== Segment start ==
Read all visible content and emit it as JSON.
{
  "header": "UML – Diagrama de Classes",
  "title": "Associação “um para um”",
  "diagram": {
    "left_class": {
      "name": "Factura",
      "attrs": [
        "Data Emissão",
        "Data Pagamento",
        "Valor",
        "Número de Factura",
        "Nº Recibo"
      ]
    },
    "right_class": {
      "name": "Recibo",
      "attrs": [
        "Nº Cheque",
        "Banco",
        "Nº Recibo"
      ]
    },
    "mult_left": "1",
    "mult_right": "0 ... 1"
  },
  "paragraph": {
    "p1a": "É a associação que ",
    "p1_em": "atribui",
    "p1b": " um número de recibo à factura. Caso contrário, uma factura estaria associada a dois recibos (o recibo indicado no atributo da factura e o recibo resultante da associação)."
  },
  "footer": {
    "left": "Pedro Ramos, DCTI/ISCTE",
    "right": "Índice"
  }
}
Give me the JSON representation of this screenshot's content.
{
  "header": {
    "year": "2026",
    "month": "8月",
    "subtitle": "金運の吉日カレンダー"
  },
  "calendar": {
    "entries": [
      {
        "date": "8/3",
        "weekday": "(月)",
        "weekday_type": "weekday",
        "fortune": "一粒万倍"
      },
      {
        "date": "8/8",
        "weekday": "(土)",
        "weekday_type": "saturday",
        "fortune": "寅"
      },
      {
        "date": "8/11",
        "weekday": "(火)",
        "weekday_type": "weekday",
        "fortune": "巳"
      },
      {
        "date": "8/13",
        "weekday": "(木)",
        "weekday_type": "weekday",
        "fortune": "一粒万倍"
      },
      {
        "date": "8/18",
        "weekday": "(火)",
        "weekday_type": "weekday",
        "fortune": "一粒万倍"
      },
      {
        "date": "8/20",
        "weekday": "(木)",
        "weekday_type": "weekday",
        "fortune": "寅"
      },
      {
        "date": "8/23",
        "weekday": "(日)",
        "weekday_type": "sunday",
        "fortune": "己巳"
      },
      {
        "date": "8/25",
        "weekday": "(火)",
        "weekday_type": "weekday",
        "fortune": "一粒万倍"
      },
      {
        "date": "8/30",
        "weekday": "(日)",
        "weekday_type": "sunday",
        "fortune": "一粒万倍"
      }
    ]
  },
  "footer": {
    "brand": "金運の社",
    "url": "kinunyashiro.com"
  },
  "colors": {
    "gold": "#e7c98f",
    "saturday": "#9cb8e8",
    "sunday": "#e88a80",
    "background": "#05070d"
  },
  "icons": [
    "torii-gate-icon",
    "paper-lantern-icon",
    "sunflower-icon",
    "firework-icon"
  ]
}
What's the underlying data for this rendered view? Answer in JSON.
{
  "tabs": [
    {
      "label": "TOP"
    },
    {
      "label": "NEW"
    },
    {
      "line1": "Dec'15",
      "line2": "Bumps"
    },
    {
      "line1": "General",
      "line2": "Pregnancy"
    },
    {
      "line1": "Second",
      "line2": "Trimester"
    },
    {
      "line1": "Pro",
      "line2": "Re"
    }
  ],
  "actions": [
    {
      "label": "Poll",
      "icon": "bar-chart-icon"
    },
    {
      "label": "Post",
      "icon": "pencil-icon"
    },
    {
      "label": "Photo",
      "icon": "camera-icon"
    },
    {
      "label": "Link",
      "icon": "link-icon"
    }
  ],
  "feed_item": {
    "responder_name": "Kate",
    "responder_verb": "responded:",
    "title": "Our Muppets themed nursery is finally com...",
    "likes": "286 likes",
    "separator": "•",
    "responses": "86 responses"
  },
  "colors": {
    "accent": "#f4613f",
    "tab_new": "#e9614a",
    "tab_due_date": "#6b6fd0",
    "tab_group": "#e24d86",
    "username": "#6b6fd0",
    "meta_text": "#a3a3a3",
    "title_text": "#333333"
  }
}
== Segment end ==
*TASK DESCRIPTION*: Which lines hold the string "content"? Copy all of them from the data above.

*RESPONSE AREA*:
Read all visible content and emit it as JSON.
Give me the JSON representation of this screenshot's content.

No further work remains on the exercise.